Our Man in Havana – David Brauer
Sunday – back from beautiful Vinales to Havana, where a Guadi-like artist has transformed a neighborhood. Final walk around our hotel neighborhood, looking at faded beauties and live ones, plus a church with embalmed Jesus. Plus a final dinner.
Friday – Today, Vinales, one of the most beautiful places I’ve ever visited. Looks like Napa, but tobacco instead of grapes; bought farmer-rolled cigars (subtlety marinated in guava and honey) then visited an incredible cave network that ended with a river cruise out. Town of Vinales cute too – this is a big tourist town. If I could buy land here I would! First time I’ve seen a place that will easily become a top American destination, with all the problems crowds will bring.
Friday night in Havana – another great parador (private restaurant) and excellent hot jazz.
Thursday – Scenes from Trinidad – UNESCO World Heritage site, lovely smaller city, generous people – and later inCienfuegos, home of the Elephantes, a team that missed the playoffs because 10 players have gone to the US in recent years, including Jose Abreau. In America you buy a player’s jersey; in Cuba, the player sells it to you. Met wrestling coaches inside the stadium. The ballpark distances are in feet; the 465 was at the top of the stands. The day began on the Caribbean … ahhh.
Wed – Back in Cuba’s VERY limited wifi-zone for first time in 3 days. Lots of catching up. Wednesday in Santa Clara, where Che is buried (he won last revolutionary battle there). That’s his square.
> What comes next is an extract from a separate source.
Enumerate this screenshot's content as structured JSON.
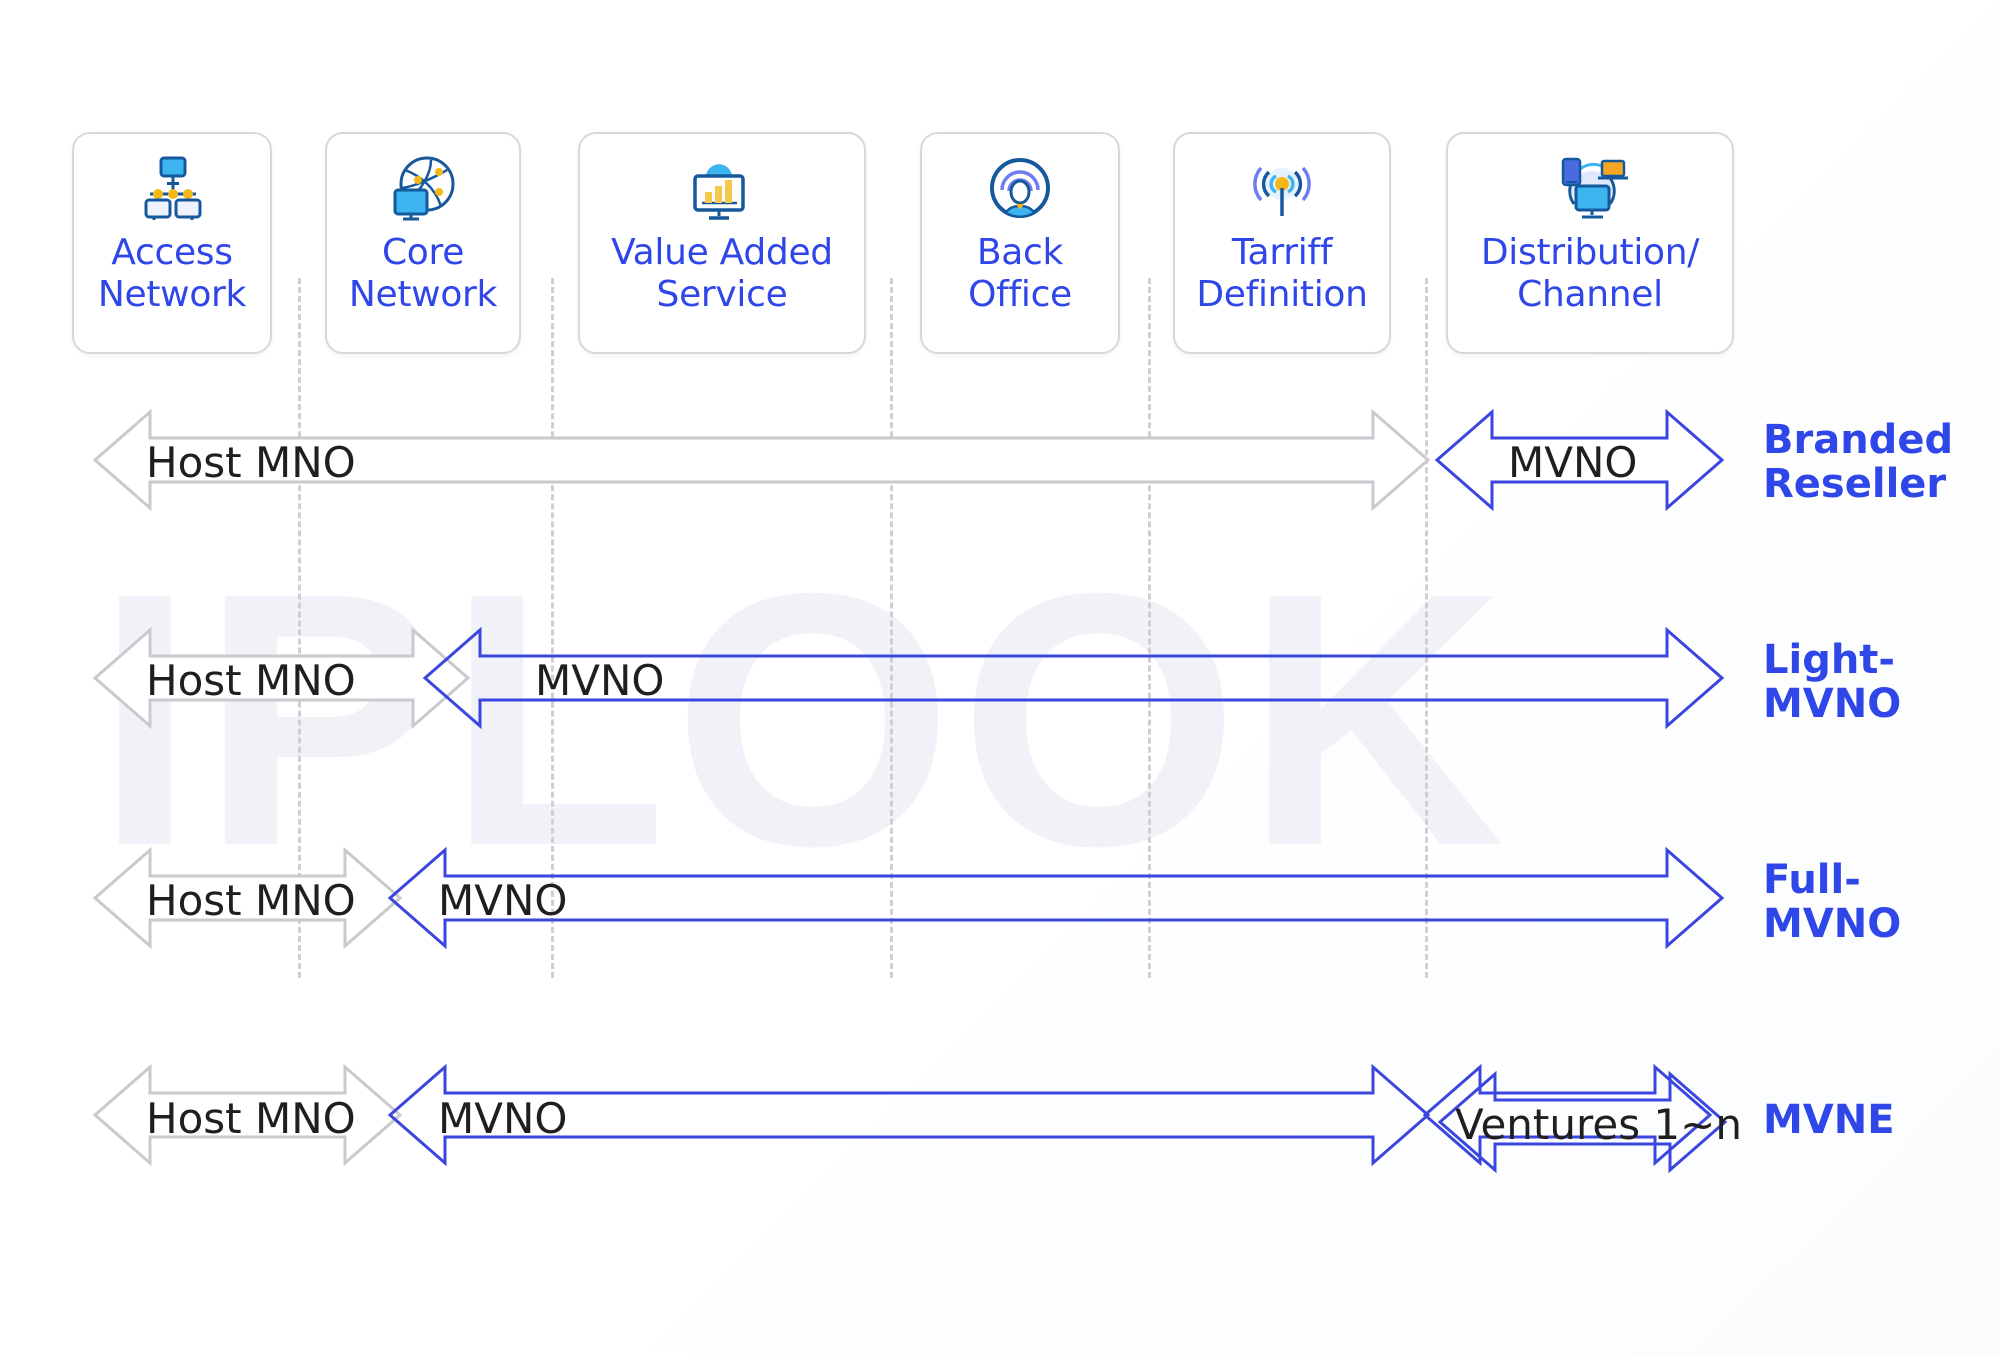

On to Trinidad, where there are now kids in Gophers shirts playing. Met wrestling coaches with office in stadium. Stayed on Caribbean – one of Cuba’s few great beaches. More of those photos to come.
Tuesday – another fancy lunch at a paladar where a high-level US-Cuba delegation met (not sure who/what discussed).
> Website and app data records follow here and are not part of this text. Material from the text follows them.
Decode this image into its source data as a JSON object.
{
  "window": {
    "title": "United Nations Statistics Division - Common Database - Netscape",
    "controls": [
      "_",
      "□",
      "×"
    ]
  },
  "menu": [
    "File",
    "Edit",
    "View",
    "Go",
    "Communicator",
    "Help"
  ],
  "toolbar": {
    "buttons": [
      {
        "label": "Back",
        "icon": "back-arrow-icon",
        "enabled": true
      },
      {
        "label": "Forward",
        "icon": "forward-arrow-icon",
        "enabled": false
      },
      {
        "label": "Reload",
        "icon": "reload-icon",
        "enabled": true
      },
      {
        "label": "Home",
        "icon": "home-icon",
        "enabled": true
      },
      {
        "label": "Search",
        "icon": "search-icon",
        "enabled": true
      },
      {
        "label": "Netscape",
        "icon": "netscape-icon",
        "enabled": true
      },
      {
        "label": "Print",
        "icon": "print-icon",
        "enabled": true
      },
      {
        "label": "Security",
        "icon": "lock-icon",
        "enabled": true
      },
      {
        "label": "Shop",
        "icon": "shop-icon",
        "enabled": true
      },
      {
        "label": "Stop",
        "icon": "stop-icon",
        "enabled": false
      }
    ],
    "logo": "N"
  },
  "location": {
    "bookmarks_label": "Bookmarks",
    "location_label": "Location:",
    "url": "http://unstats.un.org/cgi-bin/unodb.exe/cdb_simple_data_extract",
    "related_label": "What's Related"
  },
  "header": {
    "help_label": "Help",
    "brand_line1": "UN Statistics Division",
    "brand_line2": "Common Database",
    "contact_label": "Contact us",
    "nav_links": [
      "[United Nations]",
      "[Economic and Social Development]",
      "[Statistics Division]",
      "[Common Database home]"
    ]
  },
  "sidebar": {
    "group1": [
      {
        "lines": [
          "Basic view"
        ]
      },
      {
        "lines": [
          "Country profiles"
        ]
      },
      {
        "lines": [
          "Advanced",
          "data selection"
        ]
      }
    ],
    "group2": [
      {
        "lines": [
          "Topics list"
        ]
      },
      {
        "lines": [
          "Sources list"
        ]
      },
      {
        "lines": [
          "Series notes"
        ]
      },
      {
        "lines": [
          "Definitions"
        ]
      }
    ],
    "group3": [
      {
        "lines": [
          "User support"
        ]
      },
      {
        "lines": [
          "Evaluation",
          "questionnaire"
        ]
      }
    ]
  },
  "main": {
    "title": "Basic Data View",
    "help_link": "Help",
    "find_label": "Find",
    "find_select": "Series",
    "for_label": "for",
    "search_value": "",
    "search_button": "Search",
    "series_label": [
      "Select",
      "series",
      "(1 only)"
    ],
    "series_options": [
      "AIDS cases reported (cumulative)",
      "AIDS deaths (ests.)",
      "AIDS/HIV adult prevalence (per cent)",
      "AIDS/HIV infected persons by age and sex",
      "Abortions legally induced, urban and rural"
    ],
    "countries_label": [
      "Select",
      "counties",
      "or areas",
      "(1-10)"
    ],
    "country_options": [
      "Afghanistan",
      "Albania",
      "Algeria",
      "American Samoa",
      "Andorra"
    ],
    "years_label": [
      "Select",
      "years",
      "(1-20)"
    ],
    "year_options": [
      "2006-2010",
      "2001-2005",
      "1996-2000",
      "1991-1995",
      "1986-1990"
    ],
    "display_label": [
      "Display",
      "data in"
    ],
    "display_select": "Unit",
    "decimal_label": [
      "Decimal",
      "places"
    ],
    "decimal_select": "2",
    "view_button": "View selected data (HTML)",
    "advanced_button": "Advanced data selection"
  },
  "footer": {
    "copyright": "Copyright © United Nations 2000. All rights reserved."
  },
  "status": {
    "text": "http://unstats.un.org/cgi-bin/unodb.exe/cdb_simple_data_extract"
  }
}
Music along the Malecon. Trip to giant flea market where gifts for kids obtained. Fave site at Museum of the Revolution: a bust venerating Lincoln (I’ve seen at least two so far) but more recent Republican presidents relegated to the Wall of the Cretins. The inscriptions are pretty funny (tho the W Nazi hat does cross the line). This is by far the harshest anti-American thing I’ve seen. The only other things are billboards likening the embargo to genocide.
Monday – began at a government office where we got the propaganda spiel – cost of doing biz, much to research. Then went to Havana’s biggest private cemetery, which is crumbling because the rich families responsible for their upkeep are no longer in the country. Yes, those are actual bones where one ossuary has fallen apart. A historian told us about cataloging baseball players actually buried under two monuments – not very accurate. Lunch at San Cristobal Paladar; best meal we’ve had in Cuba (I had lobster tail). Also Cuba’s national stadium, which seats 55,000 and is being renovated, a first since it opened in 1946. It needs it. Also the Floridita, a tourist trap where the daiquiri was invented.
Sunday night in Havana – Restaurant that looked as fancy as a slick American joint with great food – right next to an old man in a bare, ramshackle ground-floor apartment. With the Soviets gone and the Venezuelans going, American tourist bucks are so much more important. But you can feel the inequality ramping up. The first photos are of a Santeria art project (including the figure of Yemaya, who has a mural at Victor’s Cuban Cafe in our neighborhood. I succumbed and bought a $10 music CD – half a month’s wages for the head of the Cuban baseball writer’s Union.
Cuba Day 2 –
traded my shirt and a watch for a Cuban shirt and rum at the ballgame. It was a fair deal! Sarah Duniway
I need a watch for Xmas. Other photos from Pinar del Rio Series Nacional (major league) game (rainout make-up), and later meetings with Cuban baseball legends in Pinar Del Rio. The large man in the orange shirt is Tony Oliva’s brother.
Quick Cuba update – (crap internet connection, only one day in): 50s cars way outnumbered by newer models; things feel very peaceful and mellow (still early), feels richer than Belize, tourism number one industry which is sad (screw the blockade). Also, went to see kids play ball at Hemingway’s house – some one small guy pouting repute dad’s best efforts, so broke out one of my two dozen baseballs for just such and occasion – he was laughing playing ball with dad a minute later. Gringo hero!